They were fruit wines!  The so-called “country wine” category…but nothing ventured, nothing gained!  There is vitis vinifera grape wine made in Ireland, though it’s produced in very small quantities and isn’t the finest you might have tried – though it’s definitely drinkable – see here.  The competition had but three entrants in the wines category compared to hundreds of beers of all types.

It was a very interesting experience, and on reflection I’ve jotted down a few thoughts. Please excuse me if they are bleedin’ obvious!

1) Judging isn’t the same as tasting

When you’re tasting, especially if it’s just for your own interest, you can pick and choose which wines you taste and which of those you bother writing tasting notes for.  If you’re judging you have to taste, consider and write up every wine properly.

2) Judging and tasting are easier with reference points

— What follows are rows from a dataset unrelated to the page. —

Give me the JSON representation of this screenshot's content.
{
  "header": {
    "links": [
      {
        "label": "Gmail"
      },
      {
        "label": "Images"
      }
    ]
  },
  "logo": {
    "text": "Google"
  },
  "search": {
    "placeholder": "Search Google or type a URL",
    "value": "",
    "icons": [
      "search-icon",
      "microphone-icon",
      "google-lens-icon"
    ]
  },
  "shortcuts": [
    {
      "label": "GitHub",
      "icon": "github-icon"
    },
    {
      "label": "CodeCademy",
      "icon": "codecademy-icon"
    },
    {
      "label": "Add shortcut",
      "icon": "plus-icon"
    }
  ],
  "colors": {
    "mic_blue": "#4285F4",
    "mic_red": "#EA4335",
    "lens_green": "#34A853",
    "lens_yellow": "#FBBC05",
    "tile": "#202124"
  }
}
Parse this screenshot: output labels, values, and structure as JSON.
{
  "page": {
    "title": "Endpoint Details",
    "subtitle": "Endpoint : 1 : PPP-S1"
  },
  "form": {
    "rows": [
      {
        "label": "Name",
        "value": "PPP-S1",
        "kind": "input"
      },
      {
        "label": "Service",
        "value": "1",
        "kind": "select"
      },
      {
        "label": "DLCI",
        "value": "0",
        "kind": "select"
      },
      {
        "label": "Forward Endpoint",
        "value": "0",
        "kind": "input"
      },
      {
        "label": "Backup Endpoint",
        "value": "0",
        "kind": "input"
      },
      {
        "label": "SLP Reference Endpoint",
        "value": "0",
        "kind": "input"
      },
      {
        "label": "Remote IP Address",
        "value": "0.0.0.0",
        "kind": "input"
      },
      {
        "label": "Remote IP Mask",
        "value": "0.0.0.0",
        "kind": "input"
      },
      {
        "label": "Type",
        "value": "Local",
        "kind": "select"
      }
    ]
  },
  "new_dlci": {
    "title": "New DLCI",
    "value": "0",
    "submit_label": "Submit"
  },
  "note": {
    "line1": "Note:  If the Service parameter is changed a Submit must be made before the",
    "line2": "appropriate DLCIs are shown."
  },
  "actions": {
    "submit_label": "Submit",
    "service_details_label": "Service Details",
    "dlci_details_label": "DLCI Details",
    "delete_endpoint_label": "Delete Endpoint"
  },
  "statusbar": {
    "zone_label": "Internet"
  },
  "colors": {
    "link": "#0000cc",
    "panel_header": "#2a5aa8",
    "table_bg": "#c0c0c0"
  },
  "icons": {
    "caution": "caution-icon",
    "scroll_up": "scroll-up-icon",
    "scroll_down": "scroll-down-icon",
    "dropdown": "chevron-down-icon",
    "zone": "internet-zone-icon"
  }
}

In the big wine competitions wines are usually tasted in flights of a similar type and / or origin, so wines can be compared to their peers.  I’ve never tasted a dandelion wine before…should I expect to taste parsnips?  Particularly with a very small number of entrants to the wines part of this competition, there was no agreed standard of quality to judge against.

3) Amateur-made drinks are not the same as commercial products.

Here I mean amateur in the best sense of the word – they are lovers of what they do, though unpaid.  Do you judge them by what is available on the shelf in your local wine merchants?  Or do you compare them to the less successful producers who don’t even make it that far?

It’s a difficult one to answer.  Guidance was offered by the head judge and organiser, in that scores shouldn’t be too generous – people need to know what to work on.  But then again, we didn’t want to scare off potential entrants.

And…when a wine is obviously faulty, it’s FAULTY!

Here are the results:

Silver Medal Winner


Bronze Medal Winner

Rose Hip
Rose Hip

See the full list of medal winners in each category here!